Mind the Gap: Building Digital Bridges to Community
Mind the Gap: Building Digital Bridges to Community was inspired by this creativity and resourcefulness throughout the COVID-19 crisis. It brings together a consortium of six European arts organisations that are committed to enabling access to the arts. Our Project Administrator Paddy Jo Malpas took a look at Irish National Opera's involvement since 2021.
When the world went into unexpected lockdown in March 2020, many arts organisations across the globe had to quickly adapt to the novel idea of creating art through digital means. The idea of running a rehearsal or workshop via conference software would have been quickly dismissed prior to 2020, but with the idea of the “new normal” came the increasing need to find new and innovative ways to continue making the work we love.
Mind the Gap: Building Digital Bridges to Community was inspired by this creativity and resourcefulness throughout the COVID-19 crisis. It brings together a consortium of six European arts organisations that are committed to enabling access to the arts. They are: Irish National Opera; Garsington Opera – an opera festival based in Oxford, UK; RESEO – a European network for arts education and creative learning; Les Clés de l’écoute – a company specialising in exploring classical music through orchestral performances and digital outreach; Meterahub – a centre that supports cultural and creative industries in the city of Matera, Southern Italy; and HVL – the Western Norway University of Applied Sciences.
Since March 2021, these organisations have worked on exploring methodologies for working digitally with disadvantaged communities.
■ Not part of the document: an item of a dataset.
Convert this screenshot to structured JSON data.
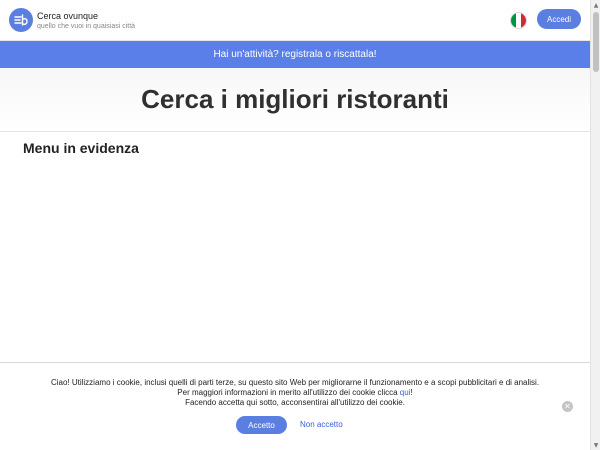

Whilst technology can enhance arts education by breaking down geographical and social barriers, educators often feel they lack the skills necessary to engage in digital projects. As the pandemic progressed, the prevalence of the “digital gap”, or inequality of access to digital tools and resources also became strikingly clear. Mind the Gap aims to provide arts education workers with the resources, tools and inspiration necessary to successfully implement online participatory projects. At the same time, the project has analysed existing barriers to participation and the best ways to address them.
INO came to Mind the Gap a year and a half into Traction, another EU project, where we were creating the world’s first community-led virtual reality opera which ultimately became Out of the Ordinary/As an nGnách. The lessons we learned and the skills we accrued in co-creation perfectly leant themselves to this project. Whilst most of the meetings were held online, we finally were able to meet in person in Dublin in September 2021 where we discussed and plotted out the implementation of the different “IOs”, or Intellectual Outputs.
IO1 – Case Studies
A call was put out to arts organisations and educators that had developed projects with communities throughout the COVID-19 crisis. They were invited to tell us about these projects and from that long list, we selected 16 case studies on which to base our research. These case studies were selected for their innovative, accessible and cost-effective methodologies.
IO2 – Knowledge Hub
In April 2022, along with 20 very talented artists and cultural workers, we organised a five-day co-creation workshop to explore the work and digital tools from the case studies we collected. This collaborative week, called “Beyond Zoom”, gave us the building blocks to create our second intellectual output, the Knowledge Hub. The Knowledge Hub provides valuable resources for those looking to create digital work with communities and addresses the feeling from some arts educators that they lack the necessary skills to do so. It also addresses inclusivity and accessibility issues that many experienced with digital projects throughout the pandemic. The Knowledge Hub is a living resource that will be continually updated and built upon, even now that Mind the Gap is finished.
IO3 – Research report
As with all funded projects like Mind the Gap, we have a responsibility to provide a thorough report on our findings. This research report presents ten key issues when it comes to working digitally with disadvantaged communities. Each key issue is illustrated with a relevant example from the case study database. It is specifically aimed at arts institutions and their staff, as well as policymakers and offers recommendations for those looking to implement online participatory projects. The report is currently being finalised but will be available to view on the Mind the Gap website: https://www.mindthegap-project.org/
Even though we are living in a post-pandemic world and are experiencing the joys of in-person collaboration again, digital methods of co-creation are still relevant and necessary. We feel that Mind the Gap was successful in highlighting this need for digital innovation and will help build upon the work of the fantastic arts educators, facilitators, workers and artists that help to provide artistic opportunity to all.
Written by Paddy Jo Malpas (Project Administrator).